::: Record excerpts :::
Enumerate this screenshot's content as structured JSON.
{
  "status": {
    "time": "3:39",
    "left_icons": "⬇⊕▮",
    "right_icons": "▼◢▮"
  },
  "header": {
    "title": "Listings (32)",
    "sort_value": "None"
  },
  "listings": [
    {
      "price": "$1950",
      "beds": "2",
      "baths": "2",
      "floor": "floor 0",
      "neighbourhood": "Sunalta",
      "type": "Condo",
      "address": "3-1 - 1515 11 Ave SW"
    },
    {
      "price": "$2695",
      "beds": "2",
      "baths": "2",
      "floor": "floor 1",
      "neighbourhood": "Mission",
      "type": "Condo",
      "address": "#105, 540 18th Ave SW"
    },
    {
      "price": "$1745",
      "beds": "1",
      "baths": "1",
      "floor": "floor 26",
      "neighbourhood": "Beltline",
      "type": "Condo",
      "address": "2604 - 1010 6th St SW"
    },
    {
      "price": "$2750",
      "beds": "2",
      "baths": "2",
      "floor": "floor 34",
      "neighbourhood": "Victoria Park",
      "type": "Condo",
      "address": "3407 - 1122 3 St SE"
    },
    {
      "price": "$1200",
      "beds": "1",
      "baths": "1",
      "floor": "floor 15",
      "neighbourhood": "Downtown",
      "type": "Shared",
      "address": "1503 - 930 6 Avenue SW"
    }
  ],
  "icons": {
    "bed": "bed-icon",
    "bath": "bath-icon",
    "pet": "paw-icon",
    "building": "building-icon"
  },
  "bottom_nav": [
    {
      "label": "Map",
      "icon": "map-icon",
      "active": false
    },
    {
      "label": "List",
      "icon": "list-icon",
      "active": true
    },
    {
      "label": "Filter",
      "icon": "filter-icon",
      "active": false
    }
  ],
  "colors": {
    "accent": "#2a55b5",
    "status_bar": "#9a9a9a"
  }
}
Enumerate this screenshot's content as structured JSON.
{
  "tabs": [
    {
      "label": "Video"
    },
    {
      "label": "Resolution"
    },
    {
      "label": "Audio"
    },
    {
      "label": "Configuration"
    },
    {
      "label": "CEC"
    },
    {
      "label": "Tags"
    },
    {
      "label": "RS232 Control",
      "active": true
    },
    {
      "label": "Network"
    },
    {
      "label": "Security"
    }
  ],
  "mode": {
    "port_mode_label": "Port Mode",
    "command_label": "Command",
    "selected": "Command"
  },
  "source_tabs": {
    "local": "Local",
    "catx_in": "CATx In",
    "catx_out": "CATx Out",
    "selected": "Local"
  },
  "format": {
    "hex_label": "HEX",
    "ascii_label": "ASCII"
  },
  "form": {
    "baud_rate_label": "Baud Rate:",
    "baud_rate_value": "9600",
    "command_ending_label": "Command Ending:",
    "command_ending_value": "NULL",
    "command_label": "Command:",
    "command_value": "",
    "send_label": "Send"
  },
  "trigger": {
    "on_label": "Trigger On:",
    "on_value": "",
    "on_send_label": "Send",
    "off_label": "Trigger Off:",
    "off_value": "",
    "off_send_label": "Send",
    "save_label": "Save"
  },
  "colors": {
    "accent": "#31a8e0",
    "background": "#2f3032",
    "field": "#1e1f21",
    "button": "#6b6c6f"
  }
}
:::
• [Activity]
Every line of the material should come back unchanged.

• [Problem solution]
Enumerate this screenshot's content as structured JSON.
{
  "status": {
    "time": "3:39",
    "left_icons": "⬇⊕▮",
    "right_icons": "▼◢▮"
  },
  "header": {
    "title": "Listings (32)",
    "sort_value": "None"
  },
  "listings": [
    {
      "price": "$1950",
      "beds": "2",
      "baths": "2",
      "floor": "floor 0",
      "neighbourhood": "Sunalta",
      "type": "Condo",
      "address": "3-1 - 1515 11 Ave SW"
    },
    {
      "price": "$2695",
      "beds": "2",
      "baths": "2",
      "floor": "floor 1",
      "neighbourhood": "Mission",
      "type": "Condo",
      "address": "#105, 540 18th Ave SW"
    },
    {
      "price": "$1745",
      "beds": "1",
      "baths": "1",
      "floor": "floor 26",
      "neighbourhood": "Beltline",
      "type": "Condo",
      "address": "2604 - 1010 6th St SW"
    },
    {
      "price": "$2750",
      "beds": "2",
      "baths": "2",
      "floor": "floor 34",
      "neighbourhood": "Victoria Park",
      "type": "Condo",
      "address": "3407 - 1122 3 St SE"
    },
    {
      "price": "$1200",
      "beds": "1",
      "baths": "1",
      "floor": "floor 15",
      "neighbourhood": "Downtown",
      "type": "Shared",
      "address": "1503 - 930 6 Avenue SW"
    }
  ],
  "icons": {
    "bed": "bed-icon",
    "bath": "bath-icon",
    "pet": "paw-icon",
    "building": "building-icon"
  },
  "bottom_nav": [
    {
      "label": "Map",
      "icon": "map-icon",
      "active": false
    },
    {
      "label": "List",
      "icon": "list-icon",
      "active": true
    },
    {
      "label": "Filter",
      "icon": "filter-icon",
      "active": false
    }
  ],
  "colors": {
    "accent": "#2a55b5",
    "status_bar": "#9a9a9a"
  }
}
Enumerate this screenshot's content as structured JSON.
{
  "tabs": [
    {
      "label": "Video"
    },
    {
      "label": "Resolution"
    },
    {
      "label": "Audio"
    },
    {
      "label": "Configuration"
    },
    {
      "label": "CEC"
    },
    {
      "label": "Tags"
    },
    {
      "label": "RS232 Control",
      "active": true
    },
    {
      "label": "Network"
    },
    {
      "label": "Security"
    }
  ],
  "mode": {
    "port_mode_label": "Port Mode",
    "command_label": "Command",
    "selected": "Command"
  },
  "source_tabs": {
    "local": "Local",
    "catx_in": "CATx In",
    "catx_out": "CATx Out",
    "selected": "Local"
  },
  "format": {
    "hex_label": "HEX",
    "ascii_label": "ASCII"
  },
  "form": {
    "baud_rate_label": "Baud Rate:",
    "baud_rate_value": "9600",
    "command_ending_label": "Command Ending:",
    "command_ending_value": "NULL",
    "command_label": "Command:",
    "command_value": "",
    "send_label": "Send"
  },
  "trigger": {
    "on_label": "Trigger On:",
    "on_value": "",
    "on_send_label": "Send",
    "off_label": "Trigger Off:",
    "off_value": "",
    "off_send_label": "Send",
    "save_label": "Save"
  },
  "colors": {
    "accent": "#31a8e0",
    "background": "#2f3032",
    "field": "#1e1f21",
    "button": "#6b6c6f"
  }
}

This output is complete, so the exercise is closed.